    Today, medical care in China is a cash only system. Several years ago, we took some friends to China. We warned them not to eat food from a street vender so one night when we were not with them, they went into a donut shop and bought chocolate-coated donuts. The next day Neil was throwing up and had severe diarrhea. My wife and I went with him to the closest Shanghai hospital where he spent the day on an IV. He had a variety of tests. There was more than one doctor and nurses. Several hours after admission, Neil was sent back to the hotel to recover and the total cost was $50. In America, emergency care like that would probably cost several thousand.
    I’ve read that the central government has promised rural Chinese basic medical care clinics near their villages in the next few years and a new national health plan has been or soon will be implemented so everyone has some form of health care in China.

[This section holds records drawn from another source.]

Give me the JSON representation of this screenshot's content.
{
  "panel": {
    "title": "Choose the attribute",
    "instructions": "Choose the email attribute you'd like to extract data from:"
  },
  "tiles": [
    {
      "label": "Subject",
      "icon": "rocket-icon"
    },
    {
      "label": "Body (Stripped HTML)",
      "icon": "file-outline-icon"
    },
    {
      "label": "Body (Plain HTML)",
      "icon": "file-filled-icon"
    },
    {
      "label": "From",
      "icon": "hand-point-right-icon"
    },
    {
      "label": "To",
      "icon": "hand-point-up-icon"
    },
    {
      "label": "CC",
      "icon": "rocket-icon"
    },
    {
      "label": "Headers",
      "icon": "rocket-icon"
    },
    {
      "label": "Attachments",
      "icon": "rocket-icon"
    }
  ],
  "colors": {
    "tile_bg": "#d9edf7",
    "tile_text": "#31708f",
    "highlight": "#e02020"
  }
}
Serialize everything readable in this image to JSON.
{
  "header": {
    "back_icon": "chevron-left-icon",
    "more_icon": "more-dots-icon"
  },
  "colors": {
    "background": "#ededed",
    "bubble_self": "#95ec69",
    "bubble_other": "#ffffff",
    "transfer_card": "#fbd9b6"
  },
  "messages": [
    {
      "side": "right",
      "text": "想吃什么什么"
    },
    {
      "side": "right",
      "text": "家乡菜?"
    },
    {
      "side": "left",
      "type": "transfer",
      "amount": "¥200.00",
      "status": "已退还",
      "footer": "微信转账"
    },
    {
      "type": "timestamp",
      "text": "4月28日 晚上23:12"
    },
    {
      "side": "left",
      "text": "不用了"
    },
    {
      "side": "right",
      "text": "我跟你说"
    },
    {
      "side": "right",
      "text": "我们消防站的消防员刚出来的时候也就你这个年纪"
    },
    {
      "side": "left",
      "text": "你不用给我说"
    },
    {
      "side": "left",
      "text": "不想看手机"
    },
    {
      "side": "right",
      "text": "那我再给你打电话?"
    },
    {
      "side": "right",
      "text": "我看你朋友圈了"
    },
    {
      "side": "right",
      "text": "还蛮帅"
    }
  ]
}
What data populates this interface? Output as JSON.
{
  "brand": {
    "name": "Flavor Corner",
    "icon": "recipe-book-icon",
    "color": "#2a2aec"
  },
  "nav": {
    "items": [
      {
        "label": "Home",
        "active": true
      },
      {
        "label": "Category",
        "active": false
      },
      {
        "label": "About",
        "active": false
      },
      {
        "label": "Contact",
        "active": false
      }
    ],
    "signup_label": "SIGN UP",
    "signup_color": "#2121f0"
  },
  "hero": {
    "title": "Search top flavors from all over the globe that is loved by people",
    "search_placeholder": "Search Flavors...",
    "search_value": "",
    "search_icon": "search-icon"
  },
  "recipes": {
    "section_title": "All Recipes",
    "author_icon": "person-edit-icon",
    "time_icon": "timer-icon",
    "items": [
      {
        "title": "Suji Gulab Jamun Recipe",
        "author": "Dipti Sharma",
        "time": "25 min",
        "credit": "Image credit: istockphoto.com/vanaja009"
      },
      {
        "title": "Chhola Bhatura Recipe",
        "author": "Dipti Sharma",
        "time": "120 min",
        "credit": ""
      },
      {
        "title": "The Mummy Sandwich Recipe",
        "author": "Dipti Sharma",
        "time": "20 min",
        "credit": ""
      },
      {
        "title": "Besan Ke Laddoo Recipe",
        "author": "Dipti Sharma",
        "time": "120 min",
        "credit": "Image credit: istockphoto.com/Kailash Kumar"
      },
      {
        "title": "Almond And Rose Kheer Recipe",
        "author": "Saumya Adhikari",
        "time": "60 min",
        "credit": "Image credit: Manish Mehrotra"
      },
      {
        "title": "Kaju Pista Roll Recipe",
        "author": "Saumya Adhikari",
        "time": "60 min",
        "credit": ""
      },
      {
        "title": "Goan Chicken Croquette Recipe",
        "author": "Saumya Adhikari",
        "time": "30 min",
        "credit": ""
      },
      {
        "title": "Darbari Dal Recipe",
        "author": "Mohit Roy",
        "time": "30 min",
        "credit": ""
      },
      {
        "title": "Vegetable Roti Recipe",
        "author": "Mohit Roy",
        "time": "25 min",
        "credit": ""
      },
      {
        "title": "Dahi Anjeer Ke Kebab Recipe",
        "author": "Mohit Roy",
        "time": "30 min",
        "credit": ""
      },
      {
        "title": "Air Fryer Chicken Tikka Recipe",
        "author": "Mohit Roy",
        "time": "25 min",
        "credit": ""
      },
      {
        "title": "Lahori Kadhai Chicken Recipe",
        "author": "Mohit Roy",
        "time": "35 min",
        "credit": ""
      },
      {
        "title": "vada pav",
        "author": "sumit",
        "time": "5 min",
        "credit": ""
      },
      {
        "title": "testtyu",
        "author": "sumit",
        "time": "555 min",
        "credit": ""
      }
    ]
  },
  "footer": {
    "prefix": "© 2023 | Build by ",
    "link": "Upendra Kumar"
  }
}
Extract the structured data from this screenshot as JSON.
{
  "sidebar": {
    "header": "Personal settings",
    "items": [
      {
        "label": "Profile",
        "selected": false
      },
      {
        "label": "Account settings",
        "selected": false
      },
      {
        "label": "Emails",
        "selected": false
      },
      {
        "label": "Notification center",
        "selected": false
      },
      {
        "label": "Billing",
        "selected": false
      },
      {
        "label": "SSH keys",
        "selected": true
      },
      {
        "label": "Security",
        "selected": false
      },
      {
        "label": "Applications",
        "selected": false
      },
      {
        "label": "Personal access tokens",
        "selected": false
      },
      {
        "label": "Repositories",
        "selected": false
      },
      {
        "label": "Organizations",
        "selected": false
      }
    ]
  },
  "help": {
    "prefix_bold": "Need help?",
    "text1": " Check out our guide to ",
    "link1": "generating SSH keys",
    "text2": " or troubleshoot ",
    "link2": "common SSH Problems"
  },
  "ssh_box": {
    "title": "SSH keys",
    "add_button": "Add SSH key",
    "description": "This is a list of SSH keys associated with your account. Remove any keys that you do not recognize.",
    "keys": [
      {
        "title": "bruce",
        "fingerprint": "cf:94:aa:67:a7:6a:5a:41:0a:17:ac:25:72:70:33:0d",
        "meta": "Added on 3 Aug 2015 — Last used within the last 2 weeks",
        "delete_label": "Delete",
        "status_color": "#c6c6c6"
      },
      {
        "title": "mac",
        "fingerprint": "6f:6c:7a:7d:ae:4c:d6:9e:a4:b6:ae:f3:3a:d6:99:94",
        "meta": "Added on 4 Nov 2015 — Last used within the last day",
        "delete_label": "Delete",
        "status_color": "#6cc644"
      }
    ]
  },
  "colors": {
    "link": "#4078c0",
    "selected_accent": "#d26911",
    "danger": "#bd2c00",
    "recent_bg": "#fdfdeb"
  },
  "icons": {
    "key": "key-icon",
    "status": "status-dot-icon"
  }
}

    There’s another similarity in China to America. Members of the Communist Party have the best health care plan in China just like Congressional Representatives and Senators in Washington DC, who voted themselves the best lifetime health care plan in America. They also get to vote for their raises. I often wonder how much China is learning from America.

  • BobBapaso

    A good example of how a cash only system can keep costs low. If we all had health care savings accounts, we could do the same thing.

  • Marilyn Blundin

    What a wonderful perspective. Thanks for this writing. Seems that slave labor is the same world wide. So is burn out. I don’t find these elements a positive contribution to medical education or humanity for that matter.
    About the cold Hospital….I notice here (Italy) that windows and doors are left open for the air. Air is on the highest recommendations to eliminate infection. Now this is something that US can think about. As for the gowns….this too is of personal attention here….we wear our own until it’s time to go to OR. We bring our linen for the shower and bathroom….I prefer it. There are many things in US medical organization that deserve the question “why” in terms of “added value”.